Exercise:
Print out each record below, unaltered and complete, without its images.

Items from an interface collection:
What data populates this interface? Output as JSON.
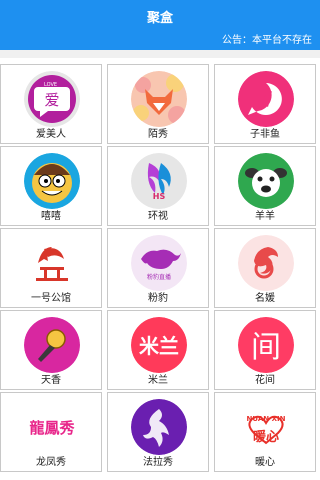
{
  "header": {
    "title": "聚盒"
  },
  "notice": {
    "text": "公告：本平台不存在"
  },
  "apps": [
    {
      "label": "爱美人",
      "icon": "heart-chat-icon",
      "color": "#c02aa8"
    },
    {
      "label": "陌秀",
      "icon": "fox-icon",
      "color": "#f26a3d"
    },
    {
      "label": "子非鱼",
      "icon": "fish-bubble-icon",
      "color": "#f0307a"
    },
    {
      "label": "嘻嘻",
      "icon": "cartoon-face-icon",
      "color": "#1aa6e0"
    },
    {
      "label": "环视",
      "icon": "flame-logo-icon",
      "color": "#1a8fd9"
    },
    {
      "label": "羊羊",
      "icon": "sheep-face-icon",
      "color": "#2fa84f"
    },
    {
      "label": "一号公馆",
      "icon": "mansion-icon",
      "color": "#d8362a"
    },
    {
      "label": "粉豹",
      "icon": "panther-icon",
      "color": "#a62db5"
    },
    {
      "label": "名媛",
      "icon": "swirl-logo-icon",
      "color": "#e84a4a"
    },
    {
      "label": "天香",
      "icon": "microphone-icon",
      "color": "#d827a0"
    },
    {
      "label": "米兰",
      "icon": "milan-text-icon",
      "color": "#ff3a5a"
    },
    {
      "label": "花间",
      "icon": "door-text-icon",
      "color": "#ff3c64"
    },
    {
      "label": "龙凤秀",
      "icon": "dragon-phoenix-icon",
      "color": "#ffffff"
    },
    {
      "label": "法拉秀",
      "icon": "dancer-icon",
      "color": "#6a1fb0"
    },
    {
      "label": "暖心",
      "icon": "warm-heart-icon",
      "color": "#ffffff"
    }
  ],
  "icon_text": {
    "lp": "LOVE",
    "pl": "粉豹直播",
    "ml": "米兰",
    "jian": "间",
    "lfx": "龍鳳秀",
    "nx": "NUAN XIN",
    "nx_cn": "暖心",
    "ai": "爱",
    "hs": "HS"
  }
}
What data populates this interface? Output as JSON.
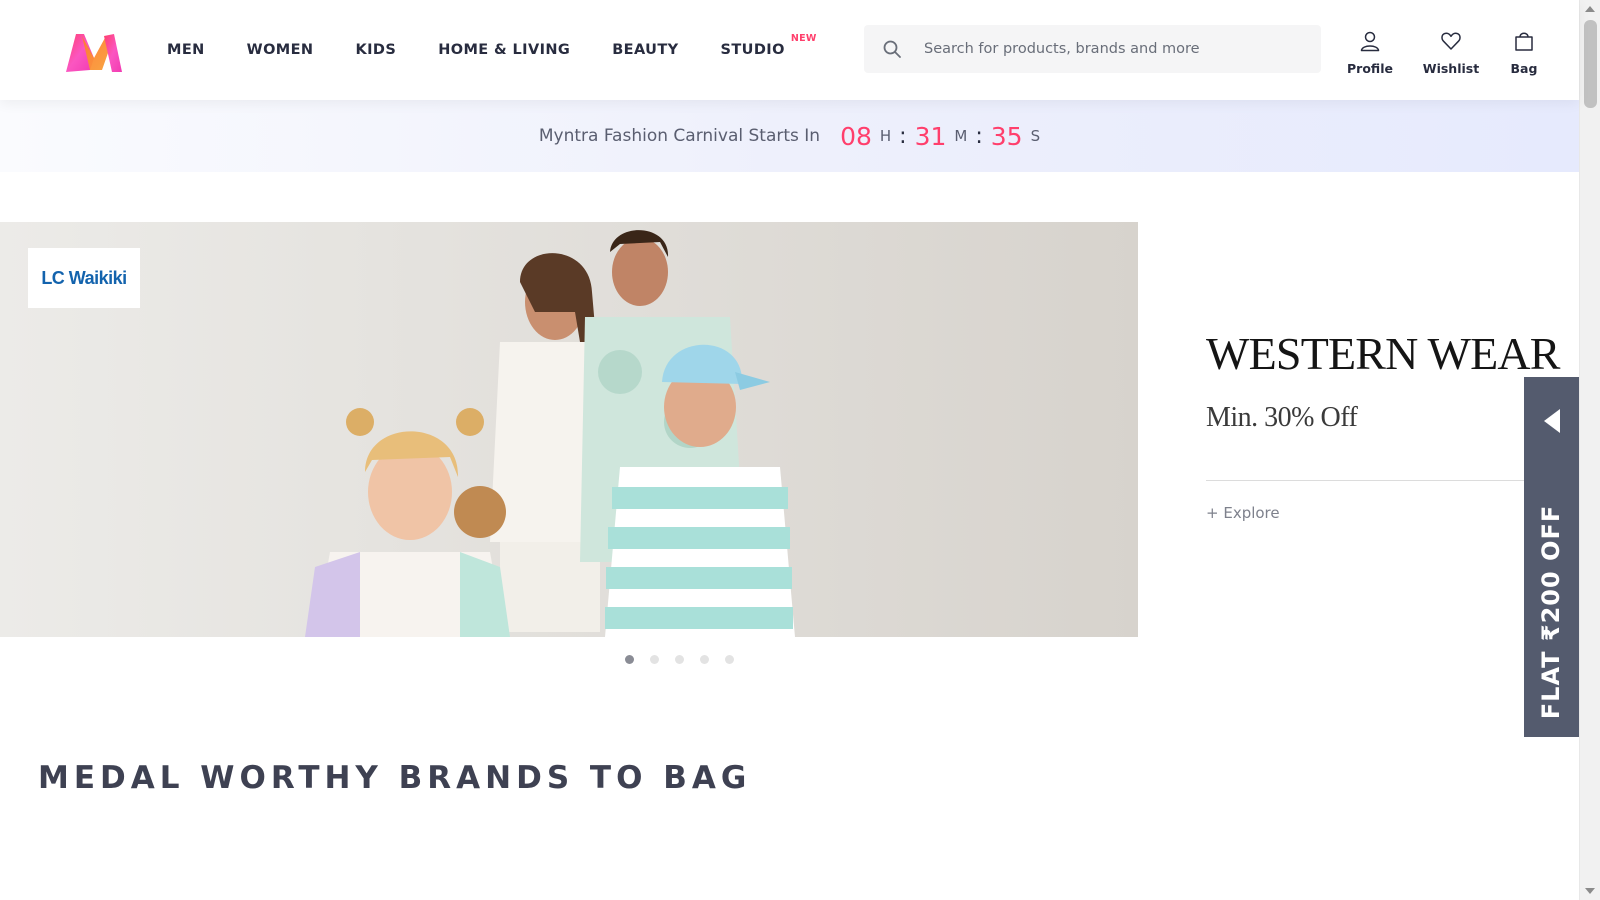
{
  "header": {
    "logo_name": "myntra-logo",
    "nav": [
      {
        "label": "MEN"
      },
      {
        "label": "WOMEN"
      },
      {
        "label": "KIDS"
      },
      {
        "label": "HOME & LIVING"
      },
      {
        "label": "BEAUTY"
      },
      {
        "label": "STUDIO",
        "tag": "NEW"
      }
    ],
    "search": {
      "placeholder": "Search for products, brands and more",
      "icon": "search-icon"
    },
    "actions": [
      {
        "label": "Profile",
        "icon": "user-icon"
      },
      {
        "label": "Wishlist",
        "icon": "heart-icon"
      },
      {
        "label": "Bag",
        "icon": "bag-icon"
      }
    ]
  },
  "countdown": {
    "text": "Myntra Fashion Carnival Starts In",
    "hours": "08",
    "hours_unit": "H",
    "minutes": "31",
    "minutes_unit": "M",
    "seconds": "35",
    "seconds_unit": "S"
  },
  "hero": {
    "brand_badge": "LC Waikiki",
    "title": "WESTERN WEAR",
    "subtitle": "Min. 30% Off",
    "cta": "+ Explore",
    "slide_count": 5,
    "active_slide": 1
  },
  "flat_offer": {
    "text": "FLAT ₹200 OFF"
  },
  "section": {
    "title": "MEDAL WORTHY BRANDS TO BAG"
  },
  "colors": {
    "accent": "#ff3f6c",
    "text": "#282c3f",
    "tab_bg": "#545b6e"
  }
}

Answer space:
What data populates this interface? Output as JSON.
{
  "header": {
    "title": "聚盒"
  },
  "notice": {
    "text": "公告：本平台不存在"
  },
  "apps": [
    {
      "label": "爱美人",
      "icon": "heart-chat-icon",
      "color": "#c02aa8"
    },
    {
      "label": "陌秀",
      "icon": "fox-icon",
      "color": "#f26a3d"
    },
    {
      "label": "子非鱼",
      "icon": "fish-bubble-icon",
      "color": "#f0307a"
    },
    {
      "label": "嘻嘻",
      "icon": "cartoon-face-icon",
      "color": "#1aa6e0"
    },
    {
      "label": "环视",
      "icon": "flame-logo-icon",
      "color": "#1a8fd9"
    },
    {
      "label": "羊羊",
      "icon": "sheep-face-icon",
      "color": "#2fa84f"
    },
    {
      "label": "一号公馆",
      "icon": "mansion-icon",
      "color": "#d8362a"
    },
    {
      "label": "粉豹",
      "icon": "panther-icon",
      "color": "#a62db5"
    },
    {
      "label": "名媛",
      "icon": "swirl-logo-icon",
      "color": "#e84a4a"
    },
    {
      "label": "天香",
      "icon": "microphone-icon",
      "color": "#d827a0"
    },
    {
      "label": "米兰",
      "icon": "milan-text-icon",
      "color": "#ff3a5a"
    },
    {
      "label": "花间",
      "icon": "door-text-icon",
      "color": "#ff3c64"
    },
    {
      "label": "龙凤秀",
      "icon": "dragon-phoenix-icon",
      "color": "#ffffff"
    },
    {
      "label": "法拉秀",
      "icon": "dancer-icon",
      "color": "#6a1fb0"
    },
    {
      "label": "暖心",
      "icon": "warm-heart-icon",
      "color": "#ffffff"
    }
  ],
  "icon_text": {
    "lp": "LOVE",
    "pl": "粉豹直播",
    "ml": "米兰",
    "jian": "间",
    "lfx": "龍鳳秀",
    "nx": "NUAN XIN",
    "nx_cn": "暖心",
    "ai": "爱",
    "hs": "HS"
  }
}
What data populates this interface? Output as JSON.
{
  "header": {
    "logo_name": "myntra-logo",
    "nav": [
      {
        "label": "MEN"
      },
      {
        "label": "WOMEN"
      },
      {
        "label": "KIDS"
      },
      {
        "label": "HOME & LIVING"
      },
      {
        "label": "BEAUTY"
      },
      {
        "label": "STUDIO",
        "tag": "NEW"
      }
    ],
    "search": {
      "placeholder": "Search for products, brands and more",
      "icon": "search-icon"
    },
    "actions": [
      {
        "label": "Profile",
        "icon": "user-icon"
      },
      {
        "label": "Wishlist",
        "icon": "heart-icon"
      },
      {
        "label": "Bag",
        "icon": "bag-icon"
      }
    ]
  },
  "countdown": {
    "text": "Myntra Fashion Carnival Starts In",
    "hours": "08",
    "hours_unit": "H",
    "minutes": "31",
    "minutes_unit": "M",
    "seconds": "35",
    "seconds_unit": "S"
  },
  "hero": {
    "brand_badge": "LC Waikiki",
    "title": "WESTERN WEAR",
    "subtitle": "Min. 30% Off",
    "cta": "+ Explore",
    "slide_count": 5,
    "active_slide": 1
  },
  "flat_offer": {
    "text": "FLAT ₹200 OFF"
  },
  "section": {
    "title": "MEDAL WORTHY BRANDS TO BAG"
  },
  "colors": {
    "accent": "#ff3f6c",
    "text": "#282c3f",
    "tab_bg": "#545b6e"
  }
}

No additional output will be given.